Tom Faggus was a well-known highwayman in the 1600s. His guns can be seen in St. Anne's Chapel Museum at Barnstaple.
Faggus was born in North Molton. A respected landowner, he earned his living as a blacksmith. Legend has it that, a few weeks prior to his wedding to a local girl, he won a very valuable reward for the best-shod horse in North Devon. This caused much jealousy among certain individuals who conspired to cheat him out of his land and smithy. His fiancé promptly broke off the engagement, now that he was penniless. He vowed to make the world pay for his maltreatment.
During his long career as a highwayman, he had several narrow escapes. His horse Winnie was legendary and was known as the "Enchanted Strawberry Mare". Her speed was a marvel, and when in danger she would get her master out of trouble using tooth and hoof.

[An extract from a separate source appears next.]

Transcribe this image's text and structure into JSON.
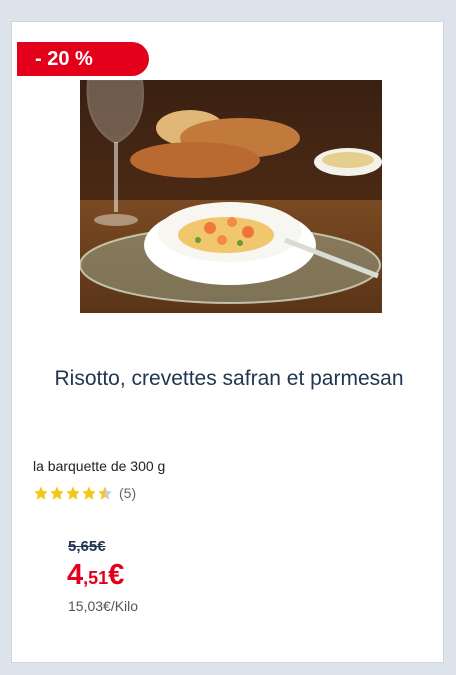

On one occasion, Faggus was recognized in Barnstaple and pursued to the town's very long bridge. When he was half-way across, constables appeared at the other end of the bridge. Winnie leaped over the parapet and into the river, some forty feet below, and swam with her master to safety. On another occasion, Faggus was overpowered when drinking in an alehouse in Simonsbath. He whistled loudly for Winnie, who rushed inside, kicking and biting at her master's assailants, whereupon Faggus jumped on her back and they escaped.
Andrew Ailes has written an epic poem all about the rise and fall of Tom and Winnie, which can be read here. The first verse sets the scene:
If you find yourself on Exmoor,
And walk on a moonless night.
Or on the tors at Ilfracombe,
You may see a spectral sight.
You may see a man on horseback,
They cut a most handsome pair,
It’s the highwayman, Tom Faggus,
On his magical strawberry mare